Rendering Courtesy of Sutter Health
The 740,000 sq. ft. hospital is using a technology that not only will help it meet California seismic codes but also reduces the amount of structural steel needed in the building.

Sutter Health’s new $2 billion California Pacific Medical Center Van Ness and Geary Campus in San Francisco is utilizing a building technology that will help the hospital to meet the state seismic code, provide design flexibility and help to reduce the cost of the project.

Construction of the 12-story hospital with 740,000 sq. ft. of clinical space and 274 beds will include installation of 120 viscous wall dampers (VWD) that will reduce any lateral movement caused by earthquakes and wind by absorbing energy.

Photo courtesy of DIS
Construction workers receive the first DIS viscous wall damper delivered to the hospital site.

The technology reduces stresses in the structure itself by more than 50 percent and will eliminate enough structural steel to pay for itself, according to Kevin Friskel, senior engineer, Dynamic Isolation Systems (DIS), McCarran, Nev.

VWD technology was originally developed in Japan. DIS introduced the technology to the U.S. market and obtained approval from the Office of Statewide Health Planning and Development for use in hospitals in California.

The use of VWD raises the new hospital to performance based-design, which means that if an earthquake strikes, the facility will be usable and capable of being occupied, Friskel says.

A facility built to meet the minimum requirement of life-safety design can sustain extensive damage but not collapse, he explains. The building cannot, however, be occupied after an earthquake.

Installing the VWD provided the design upgrade at no cost because the wall technology eliminated some of the structural steel that would have been needed otherwise, Friskel says.

Rendering courtesy of Sutter Health
The new hospital is adopting sustainable features, such as a 100 percent filtered, outside air system.

Each VWD consists of a narrow steel tank connected to the lower floor, an inner steel plate connected to the upper floor and a viscous fluid in the small gap between them. During a seismic event, the floor movement causes the vane to move through the viscous fluid, according to DIS.

The damping force from the shearing action of the fluid depends on the displacement and velocity of the relative motion. Wall dampers are used to reduce the seismic accelerations and inter-story drifts by more than 50 percent, the company explains.

The viscous fluid used for all dampers is a nontoxic, odorless transparent fluid with a viscosity of 90,000 poise. The wall can be made to fit typical openings in a building.

In addition to use of the innovative wall technology, the new hospital is making sustainability an important element of the design. It will incorporate a 100 percent filtered, outside air system, highly diverse vegetated exteriors and water-conservation strategies.

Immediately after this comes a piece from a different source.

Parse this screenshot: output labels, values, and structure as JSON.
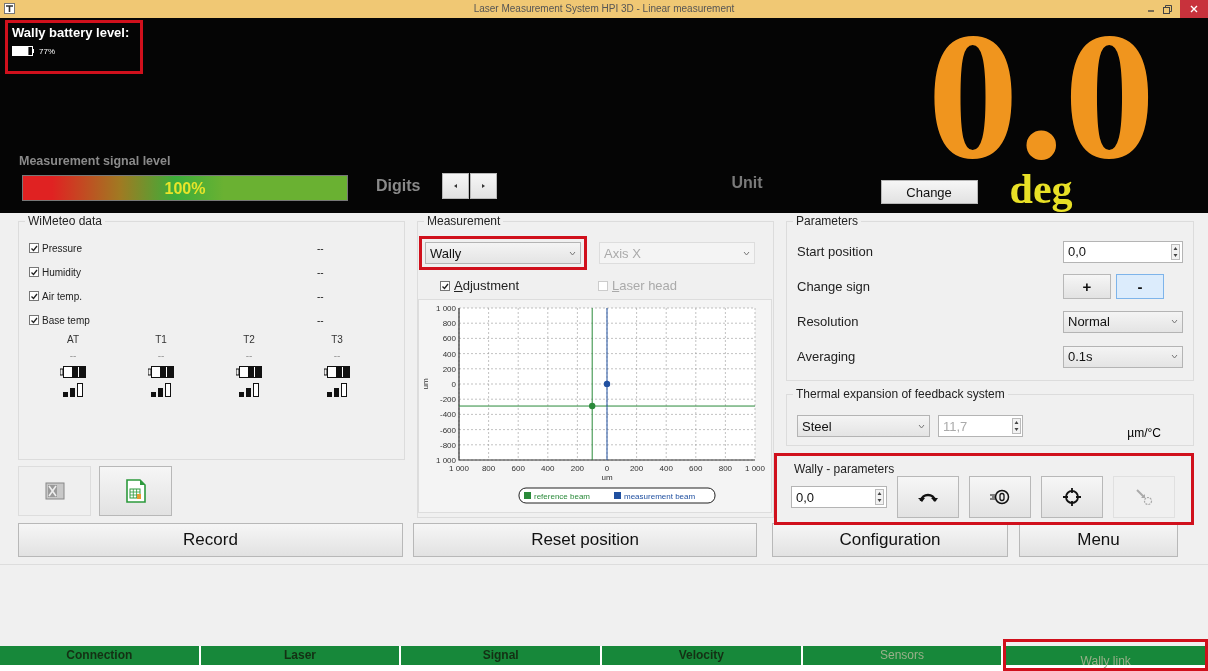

The project, which includes construction of an adjacent nine-story medical office building, is scheduled to be completed the first quarter of 2019.

Click to watch a video on VWD technology made by DIS.